- [App and web page records]
--- --- ---

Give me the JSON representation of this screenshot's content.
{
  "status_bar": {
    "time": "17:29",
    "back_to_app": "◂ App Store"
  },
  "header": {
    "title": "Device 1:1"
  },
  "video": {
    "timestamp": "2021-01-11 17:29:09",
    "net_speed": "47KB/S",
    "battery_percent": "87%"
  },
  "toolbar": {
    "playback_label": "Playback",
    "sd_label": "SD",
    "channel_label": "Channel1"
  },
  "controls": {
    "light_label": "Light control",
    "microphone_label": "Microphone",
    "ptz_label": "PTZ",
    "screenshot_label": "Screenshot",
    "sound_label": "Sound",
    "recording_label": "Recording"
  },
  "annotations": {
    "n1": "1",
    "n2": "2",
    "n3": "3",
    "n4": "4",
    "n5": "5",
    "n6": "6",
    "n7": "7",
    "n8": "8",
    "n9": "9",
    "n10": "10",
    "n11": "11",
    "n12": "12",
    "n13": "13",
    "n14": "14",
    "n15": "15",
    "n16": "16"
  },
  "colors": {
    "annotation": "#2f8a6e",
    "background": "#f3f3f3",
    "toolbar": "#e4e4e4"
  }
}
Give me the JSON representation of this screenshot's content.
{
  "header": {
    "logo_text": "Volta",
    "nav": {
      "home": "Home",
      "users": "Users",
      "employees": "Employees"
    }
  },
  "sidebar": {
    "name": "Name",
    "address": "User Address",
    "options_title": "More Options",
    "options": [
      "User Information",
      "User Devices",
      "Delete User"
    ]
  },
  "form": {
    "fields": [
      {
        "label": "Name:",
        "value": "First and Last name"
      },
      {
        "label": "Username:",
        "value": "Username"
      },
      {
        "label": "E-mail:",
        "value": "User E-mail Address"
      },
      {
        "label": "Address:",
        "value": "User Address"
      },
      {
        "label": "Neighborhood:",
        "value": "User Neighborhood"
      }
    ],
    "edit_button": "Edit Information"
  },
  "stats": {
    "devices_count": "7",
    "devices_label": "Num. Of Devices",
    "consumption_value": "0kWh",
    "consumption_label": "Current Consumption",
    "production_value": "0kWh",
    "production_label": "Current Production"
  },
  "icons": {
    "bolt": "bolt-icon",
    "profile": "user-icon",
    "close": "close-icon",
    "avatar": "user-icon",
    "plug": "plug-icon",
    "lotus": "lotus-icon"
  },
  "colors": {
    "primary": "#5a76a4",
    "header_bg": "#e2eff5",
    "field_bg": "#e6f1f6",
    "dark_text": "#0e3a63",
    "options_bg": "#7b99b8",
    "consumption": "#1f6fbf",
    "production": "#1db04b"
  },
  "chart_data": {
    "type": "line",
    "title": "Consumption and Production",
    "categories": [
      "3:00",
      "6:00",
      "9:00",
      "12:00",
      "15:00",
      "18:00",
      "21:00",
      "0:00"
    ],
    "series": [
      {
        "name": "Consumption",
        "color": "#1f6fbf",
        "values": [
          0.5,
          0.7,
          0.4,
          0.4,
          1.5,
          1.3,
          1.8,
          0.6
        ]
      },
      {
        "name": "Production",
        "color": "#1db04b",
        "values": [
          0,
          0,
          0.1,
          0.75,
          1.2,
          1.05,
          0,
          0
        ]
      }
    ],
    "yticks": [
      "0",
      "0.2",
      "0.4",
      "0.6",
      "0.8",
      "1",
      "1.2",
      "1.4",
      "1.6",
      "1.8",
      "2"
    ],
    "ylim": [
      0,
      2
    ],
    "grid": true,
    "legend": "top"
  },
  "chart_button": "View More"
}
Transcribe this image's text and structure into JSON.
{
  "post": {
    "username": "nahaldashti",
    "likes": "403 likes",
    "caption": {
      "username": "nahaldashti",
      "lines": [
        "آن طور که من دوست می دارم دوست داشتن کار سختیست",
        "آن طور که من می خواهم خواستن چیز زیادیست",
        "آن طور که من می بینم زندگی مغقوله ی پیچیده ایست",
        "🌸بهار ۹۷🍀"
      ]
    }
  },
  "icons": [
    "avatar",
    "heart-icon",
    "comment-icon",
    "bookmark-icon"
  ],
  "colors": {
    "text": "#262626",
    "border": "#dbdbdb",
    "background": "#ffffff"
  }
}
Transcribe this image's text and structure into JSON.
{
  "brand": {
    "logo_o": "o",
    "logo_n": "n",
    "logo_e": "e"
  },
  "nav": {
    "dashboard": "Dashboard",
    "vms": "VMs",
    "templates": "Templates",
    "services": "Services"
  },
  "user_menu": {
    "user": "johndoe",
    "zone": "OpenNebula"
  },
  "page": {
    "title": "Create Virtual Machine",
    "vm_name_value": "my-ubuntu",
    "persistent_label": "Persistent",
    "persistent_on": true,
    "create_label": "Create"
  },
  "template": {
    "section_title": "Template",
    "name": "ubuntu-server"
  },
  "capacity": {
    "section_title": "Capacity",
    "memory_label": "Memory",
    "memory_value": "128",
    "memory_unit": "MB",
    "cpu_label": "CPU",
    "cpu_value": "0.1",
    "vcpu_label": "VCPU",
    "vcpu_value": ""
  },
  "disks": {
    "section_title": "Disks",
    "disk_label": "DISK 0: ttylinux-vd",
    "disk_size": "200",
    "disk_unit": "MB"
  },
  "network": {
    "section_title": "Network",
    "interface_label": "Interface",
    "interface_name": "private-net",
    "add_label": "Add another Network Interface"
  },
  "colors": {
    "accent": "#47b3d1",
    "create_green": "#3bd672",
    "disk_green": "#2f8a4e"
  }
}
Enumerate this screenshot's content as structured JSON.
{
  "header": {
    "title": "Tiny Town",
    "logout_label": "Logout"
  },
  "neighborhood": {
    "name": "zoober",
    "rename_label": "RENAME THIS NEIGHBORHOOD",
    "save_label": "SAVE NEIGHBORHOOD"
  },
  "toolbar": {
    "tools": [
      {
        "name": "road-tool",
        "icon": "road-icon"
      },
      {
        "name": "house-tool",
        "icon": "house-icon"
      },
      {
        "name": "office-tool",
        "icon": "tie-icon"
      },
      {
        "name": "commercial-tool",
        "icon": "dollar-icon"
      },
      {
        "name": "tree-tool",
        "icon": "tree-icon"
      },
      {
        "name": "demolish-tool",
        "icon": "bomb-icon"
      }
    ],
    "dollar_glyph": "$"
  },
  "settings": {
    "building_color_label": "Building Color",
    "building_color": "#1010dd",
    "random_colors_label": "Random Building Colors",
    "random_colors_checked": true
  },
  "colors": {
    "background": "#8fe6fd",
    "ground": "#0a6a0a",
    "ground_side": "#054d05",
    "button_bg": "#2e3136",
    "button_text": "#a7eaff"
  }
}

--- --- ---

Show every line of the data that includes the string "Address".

- [RESPONSE TO THIS TASK]
    "address": "User Address",
        "value": "User E-mail Address"
        "label": "Address:",
        "value": "User Address"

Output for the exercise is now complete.